Methods Palliative care patients commenced on HPN were identified. Medical notes, computer records and the HPN database were accessed to identify patient demographics, primary diagnosis and aetiology of intestinal failure, blood test results potentially associated with prognosis (eGFR, albumin (not employed as a marker of malnutrition), CRP, Hb), presence of ascites prior to starting HPN, and total number of nights on HPN. By dichotomising the blood results into CKD stage 3 or worse (eGFR <60), albumin ≤30, CRP >50, Hb <10, we were able to derive Kaplan-Meier survival plots to identify statistical significance associated with survival.

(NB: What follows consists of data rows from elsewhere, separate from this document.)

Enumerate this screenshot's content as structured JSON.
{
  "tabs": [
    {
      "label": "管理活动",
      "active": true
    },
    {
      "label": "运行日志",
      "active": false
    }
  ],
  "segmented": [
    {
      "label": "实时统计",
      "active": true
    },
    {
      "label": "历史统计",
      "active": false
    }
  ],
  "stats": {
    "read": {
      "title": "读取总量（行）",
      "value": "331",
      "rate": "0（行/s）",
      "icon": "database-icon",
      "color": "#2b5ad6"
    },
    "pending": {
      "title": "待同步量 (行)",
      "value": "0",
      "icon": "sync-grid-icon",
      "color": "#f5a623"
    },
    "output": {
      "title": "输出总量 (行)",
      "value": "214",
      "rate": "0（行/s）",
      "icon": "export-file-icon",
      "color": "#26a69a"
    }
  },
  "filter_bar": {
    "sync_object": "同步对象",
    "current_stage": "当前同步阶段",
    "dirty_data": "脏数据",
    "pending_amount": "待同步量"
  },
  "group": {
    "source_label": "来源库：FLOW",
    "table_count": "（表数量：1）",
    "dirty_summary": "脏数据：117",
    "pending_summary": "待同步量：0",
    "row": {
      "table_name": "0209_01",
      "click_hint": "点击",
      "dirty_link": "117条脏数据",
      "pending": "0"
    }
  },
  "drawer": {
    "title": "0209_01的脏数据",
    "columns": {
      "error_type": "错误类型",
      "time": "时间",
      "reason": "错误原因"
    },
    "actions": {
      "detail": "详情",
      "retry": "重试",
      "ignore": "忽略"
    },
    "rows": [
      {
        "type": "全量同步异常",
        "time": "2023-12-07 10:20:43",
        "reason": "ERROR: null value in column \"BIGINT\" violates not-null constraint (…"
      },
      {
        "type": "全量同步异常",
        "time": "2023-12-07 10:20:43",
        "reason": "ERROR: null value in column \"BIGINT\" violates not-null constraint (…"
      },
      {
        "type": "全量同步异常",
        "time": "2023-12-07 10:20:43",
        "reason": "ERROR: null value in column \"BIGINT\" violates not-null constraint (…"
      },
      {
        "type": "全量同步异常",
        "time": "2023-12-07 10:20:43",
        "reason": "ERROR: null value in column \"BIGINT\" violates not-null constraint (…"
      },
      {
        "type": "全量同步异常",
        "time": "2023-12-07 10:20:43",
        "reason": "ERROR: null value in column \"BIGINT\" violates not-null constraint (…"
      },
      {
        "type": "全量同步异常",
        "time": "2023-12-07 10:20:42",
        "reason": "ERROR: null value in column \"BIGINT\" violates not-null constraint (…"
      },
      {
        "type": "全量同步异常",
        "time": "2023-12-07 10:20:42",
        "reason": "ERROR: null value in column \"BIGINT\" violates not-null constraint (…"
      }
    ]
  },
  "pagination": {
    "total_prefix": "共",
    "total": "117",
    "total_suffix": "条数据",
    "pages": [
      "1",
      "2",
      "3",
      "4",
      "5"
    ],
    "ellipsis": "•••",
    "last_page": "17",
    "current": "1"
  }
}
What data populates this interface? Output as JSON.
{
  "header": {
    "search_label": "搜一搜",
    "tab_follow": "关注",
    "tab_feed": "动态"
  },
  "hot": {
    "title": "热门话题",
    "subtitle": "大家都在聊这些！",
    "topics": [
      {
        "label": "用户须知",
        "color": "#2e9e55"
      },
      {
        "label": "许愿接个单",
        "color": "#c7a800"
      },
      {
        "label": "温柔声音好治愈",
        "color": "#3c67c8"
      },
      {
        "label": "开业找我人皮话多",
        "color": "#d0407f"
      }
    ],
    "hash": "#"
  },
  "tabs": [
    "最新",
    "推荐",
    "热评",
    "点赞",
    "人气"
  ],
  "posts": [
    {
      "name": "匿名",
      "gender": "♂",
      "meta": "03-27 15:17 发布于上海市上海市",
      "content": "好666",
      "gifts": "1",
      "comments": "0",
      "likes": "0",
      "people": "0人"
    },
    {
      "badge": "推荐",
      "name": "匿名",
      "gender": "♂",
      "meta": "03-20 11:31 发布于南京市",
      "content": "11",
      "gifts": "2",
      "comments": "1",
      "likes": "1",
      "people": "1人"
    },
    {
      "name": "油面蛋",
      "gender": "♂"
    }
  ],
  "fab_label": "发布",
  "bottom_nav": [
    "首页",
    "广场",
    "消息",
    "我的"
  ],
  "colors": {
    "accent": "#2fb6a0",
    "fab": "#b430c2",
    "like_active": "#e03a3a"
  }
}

Results From the HPN database of 111 patients, 20 (18%) were identified as palliative. Six were male (30%), and the median age (interquartile range (IQR)) was 56.4 (51.5–66.8) years; range 25.2–81.6. Between 2000 and 2006 four patients commenced palliative HPN, while 2007–2013 there were 16. At the time of data collection 80% (16/20) had died. The median number (IQR) of nights spent on HPN was 85 (19–352). The most common indication for HPN (aetiology of intestinal failure) was gastro-intestinal obstruction (n = 13, 65%) and short bowel syndrome following palliative surgical resection (n = 4, 20%).
The median (IQR) eGFR was 90 (53.5–90), with eGFR <60 n = 4, median (IQR) albumin 30 (24.5–35); low albumin ≤30, n = 10.; median Hb 10.4 (9.3–10.9);, Hb <10 n = 7; median (IQR) CRP 10.5 (3.8–89.3), high CRP >50 n = 4. Of the 14 available case notes reviewed, there was evidence of ascites prior to starting HPN in 35.7% (5/14).
Kaplan-Meier survival plots identified a statistically significant shorter prognosis on HPN if the presenting albumin was ≤30 p = 0.016, median 66 (5–115) days, and similarly if the CRP >50 p = 0.04, median (IQR) 98 (56–122). No significance was found with low Hb, CKD stage 3 or worse or presence of ascites when compared with prognosis by Kaplan-Meier survival plots.
Conclusion We conclude that a low albumin (not a marker of malnutrition) and high CRP may help to predict those who are likely to survive less long on palliative HPN. When examining median days this appears most pertinent with a low albumin. There does not appear to be any significant association between ‘presence of ascites’, a low Hb or a low eGFR and survival time on HPN. While this study does not examine quality of life, the use of albumin and CRP may help direct whether HPN may be of benefit in the palliative setting.
Disclosure of Interest None Declared.